▸ **Exercise requirements**
If a line holds the word "person", copy it from the entries.
**********
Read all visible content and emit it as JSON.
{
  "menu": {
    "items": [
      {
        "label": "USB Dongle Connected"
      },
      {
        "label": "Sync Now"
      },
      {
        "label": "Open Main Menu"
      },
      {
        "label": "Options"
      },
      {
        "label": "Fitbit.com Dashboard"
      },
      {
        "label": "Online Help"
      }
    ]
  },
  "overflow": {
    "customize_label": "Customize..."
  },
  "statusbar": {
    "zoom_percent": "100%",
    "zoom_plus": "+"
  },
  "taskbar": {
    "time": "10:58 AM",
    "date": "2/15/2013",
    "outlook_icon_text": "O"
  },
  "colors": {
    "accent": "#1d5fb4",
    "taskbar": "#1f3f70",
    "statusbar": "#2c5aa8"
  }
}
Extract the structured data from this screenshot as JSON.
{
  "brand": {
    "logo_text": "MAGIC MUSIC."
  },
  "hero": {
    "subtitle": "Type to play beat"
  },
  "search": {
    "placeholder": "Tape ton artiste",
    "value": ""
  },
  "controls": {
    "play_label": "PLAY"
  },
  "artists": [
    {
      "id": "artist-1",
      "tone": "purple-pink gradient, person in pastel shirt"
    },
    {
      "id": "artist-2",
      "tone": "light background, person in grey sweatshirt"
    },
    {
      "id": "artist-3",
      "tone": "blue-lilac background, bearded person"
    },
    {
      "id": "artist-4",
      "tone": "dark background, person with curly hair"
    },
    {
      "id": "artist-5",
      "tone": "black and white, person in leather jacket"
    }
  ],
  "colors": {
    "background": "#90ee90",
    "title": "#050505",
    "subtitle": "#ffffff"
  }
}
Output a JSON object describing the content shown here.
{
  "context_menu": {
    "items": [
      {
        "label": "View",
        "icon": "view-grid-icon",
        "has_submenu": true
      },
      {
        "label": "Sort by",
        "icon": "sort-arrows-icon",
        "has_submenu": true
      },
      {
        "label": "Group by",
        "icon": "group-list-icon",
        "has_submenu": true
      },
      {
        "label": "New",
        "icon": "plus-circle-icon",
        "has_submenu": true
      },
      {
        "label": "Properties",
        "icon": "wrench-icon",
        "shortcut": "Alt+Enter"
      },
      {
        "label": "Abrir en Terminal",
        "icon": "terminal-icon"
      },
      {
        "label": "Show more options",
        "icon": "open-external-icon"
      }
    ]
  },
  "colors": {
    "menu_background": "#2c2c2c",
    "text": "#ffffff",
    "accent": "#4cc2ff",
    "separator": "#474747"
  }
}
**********
▸ **Answer to this task**
      "tone": "purple-pink gradient, person in pastel shirt"
      "tone": "light background, person in grey sweatshirt"
      "tone": "blue-lilac background, bearded person"
      "tone": "dark background, person with curly hair"
      "tone": "black and white, person in leather jacket"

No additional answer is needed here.